▶ **Required action**: Without the pictures, set down everything in the listing exactly.

= = = =

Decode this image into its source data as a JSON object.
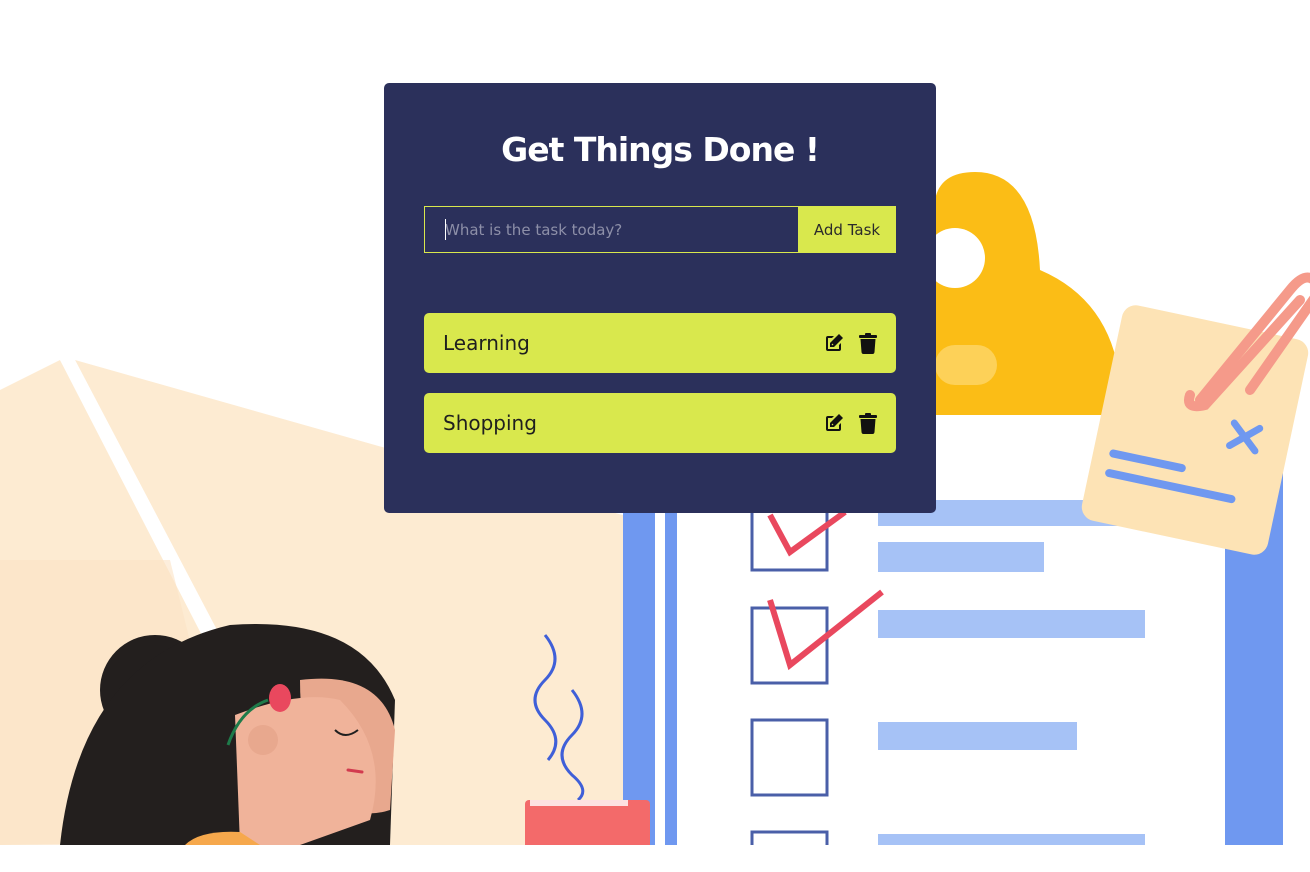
{
  "app": {
    "title": "Get Things Done !",
    "input_placeholder": "What is the task today?",
    "input_value": "",
    "add_button_label": "Add Task"
  },
  "todos": [
    {
      "label": "Learning"
    },
    {
      "label": "Shopping"
    }
  ],
  "colors": {
    "card_bg": "#2b305b",
    "accent": "#d9e84d",
    "title_text": "#ffffff"
  },
  "icons": {
    "edit": "edit-icon",
    "delete": "trash-icon"
  }
}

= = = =

▶ **Answer to this task**:
Decode this image into its source data as a JSON object.
{
  "app": {
    "title": "Get Things Done !",
    "input_placeholder": "What is the task today?",
    "input_value": "",
    "add_button_label": "Add Task"
  },
  "todos": [
    {
      "label": "Learning"
    },
    {
      "label": "Shopping"
    }
  ],
  "colors": {
    "card_bg": "#2b305b",
    "accent": "#d9e84d",
    "title_text": "#ffffff"
  },
  "icons": {
    "edit": "edit-icon",
    "delete": "trash-icon"
  }
}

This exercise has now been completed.